EXERCISE DETAILS: What you return should be the complete listing, unchanged, with no pictures in it.

ENTRIES SHOWN:
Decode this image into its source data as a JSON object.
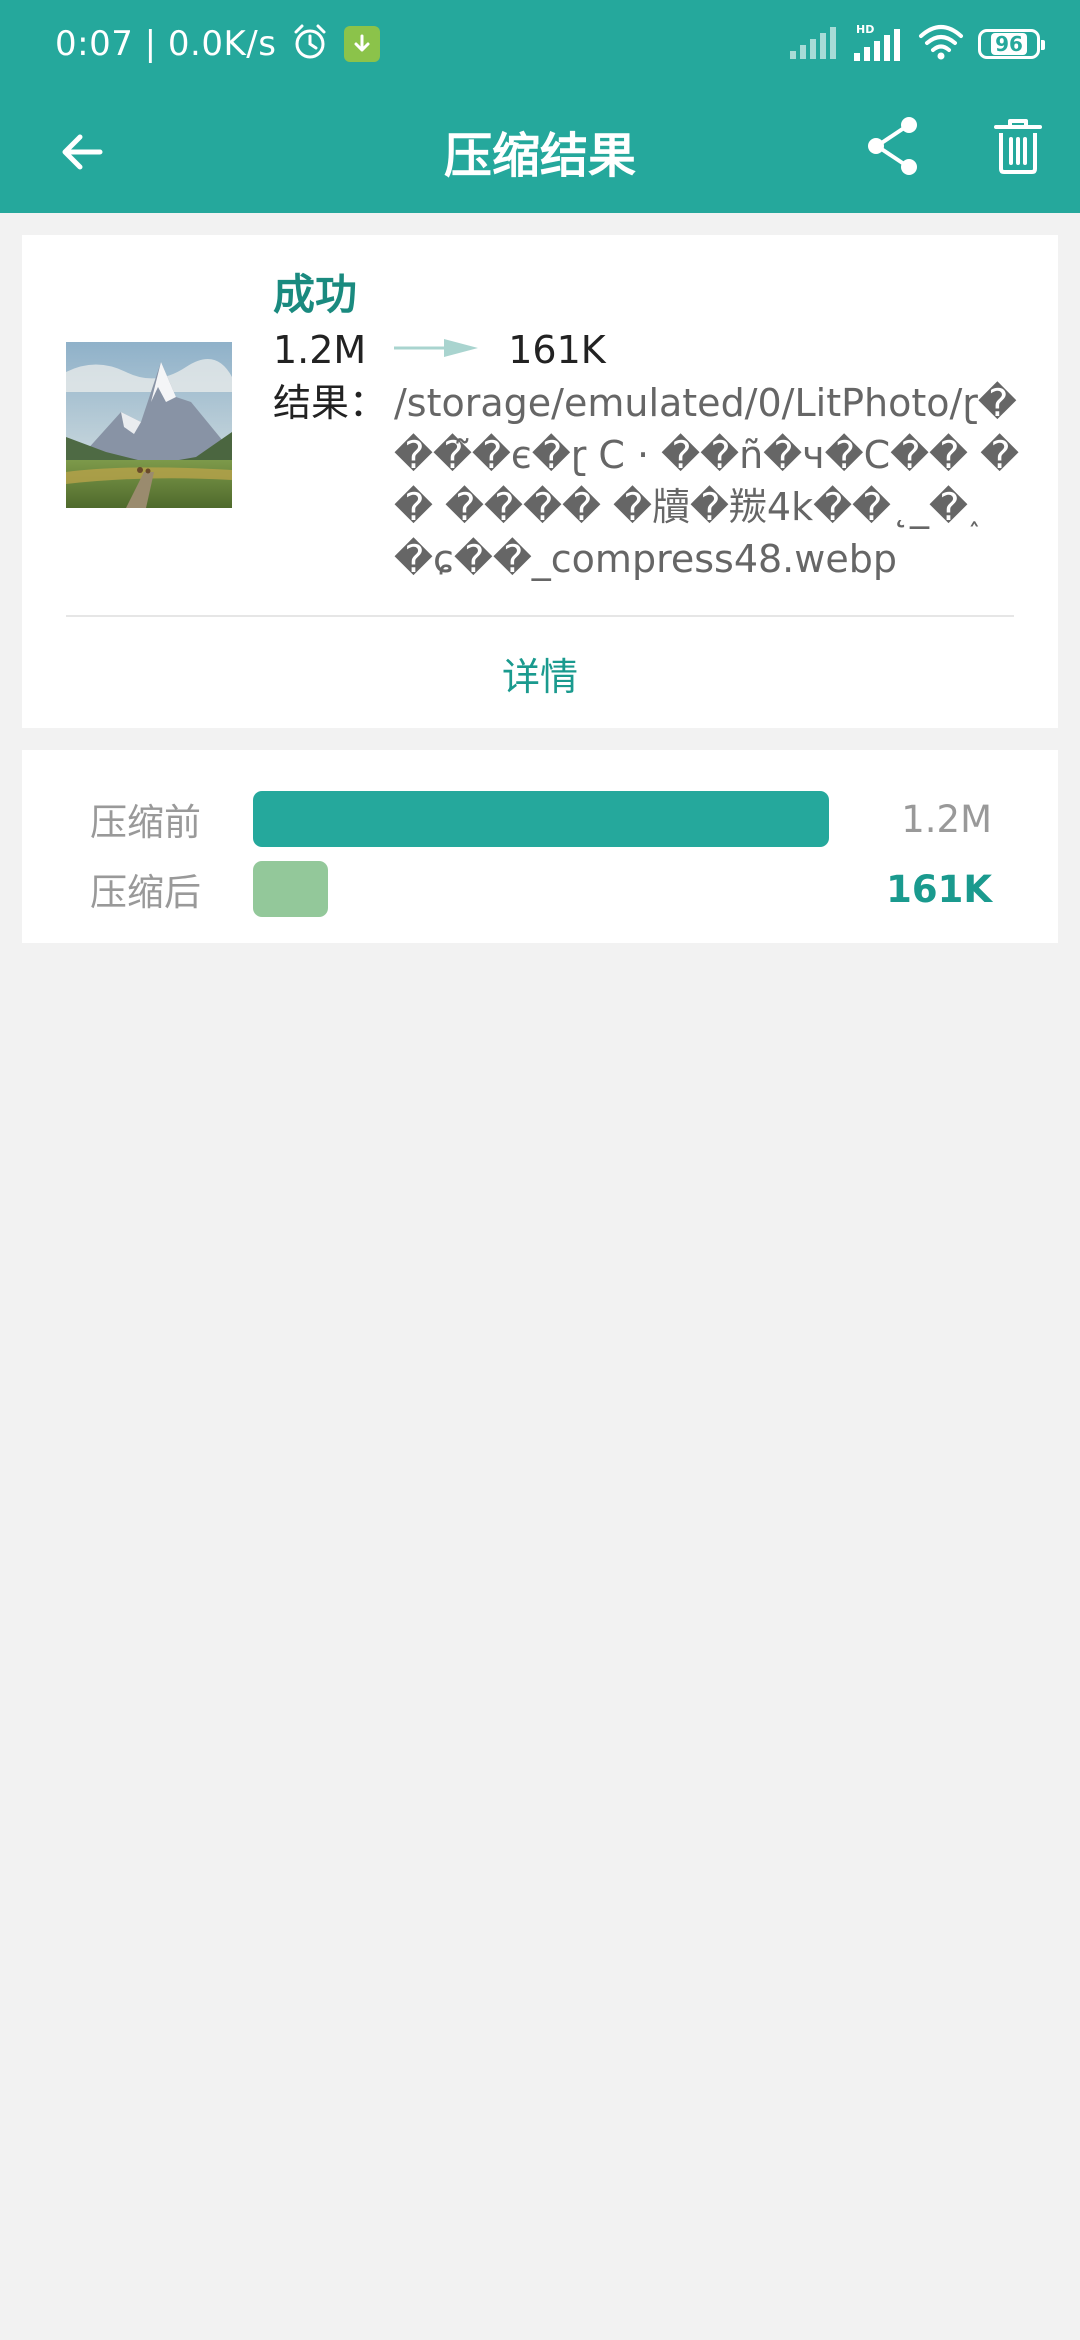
{
  "status_bar": {
    "time_speed": "0:07 | 0.0K/s",
    "battery": "96"
  },
  "app_bar": {
    "title": "压缩结果"
  },
  "result": {
    "status": "成功",
    "size_before": "1.2M",
    "size_after": "161K",
    "result_label": "结果：",
    "path": "/storage/emulated/0/LitPhoto/ɽ���̃�є�ɽ C · ��ñ�ч�C�� �� ���� �牘�羰4k��˛_�˰ �ɕ��_compress48.webp",
    "details_label": "详情"
  },
  "comparison": {
    "before_label": "压缩前",
    "before_value": "1.2M",
    "before_ratio": 1.0,
    "after_label": "压缩后",
    "after_value": "161K",
    "after_ratio": 0.131
  },
  "colors": {
    "primary": "#25a89c",
    "accent_text": "#1a9a8e",
    "after_bar": "#93c89a",
    "background": "#f2f2f2"
  },
  "icons": {
    "back": "arrow-left-icon",
    "share": "share-icon",
    "delete": "trash-icon",
    "alarm": "alarm-clock-icon",
    "download": "download-icon",
    "signal": "cell-signal-icon",
    "wifi": "wifi-icon",
    "battery": "battery-icon"
  }
}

EXERCISE RESPONSE:
Decode this image into its source data as a JSON object.
{
  "status_bar": {
    "time_speed": "0:07 | 0.0K/s",
    "battery": "96"
  },
  "app_bar": {
    "title": "压缩结果"
  },
  "result": {
    "status": "成功",
    "size_before": "1.2M",
    "size_after": "161K",
    "result_label": "结果：",
    "path": "/storage/emulated/0/LitPhoto/ɽ���̃�є�ɽ C · ��ñ�ч�C�� �� ���� �牘�羰4k��˛_�˰ �ɕ��_compress48.webp",
    "details_label": "详情"
  },
  "comparison": {
    "before_label": "压缩前",
    "before_value": "1.2M",
    "before_ratio": 1.0,
    "after_label": "压缩后",
    "after_value": "161K",
    "after_ratio": 0.131
  },
  "colors": {
    "primary": "#25a89c",
    "accent_text": "#1a9a8e",
    "after_bar": "#93c89a",
    "background": "#f2f2f2"
  },
  "icons": {
    "back": "arrow-left-icon",
    "share": "share-icon",
    "delete": "trash-icon",
    "alarm": "alarm-clock-icon",
    "download": "download-icon",
    "signal": "cell-signal-icon",
    "wifi": "wifi-icon",
    "battery": "battery-icon"
  }
}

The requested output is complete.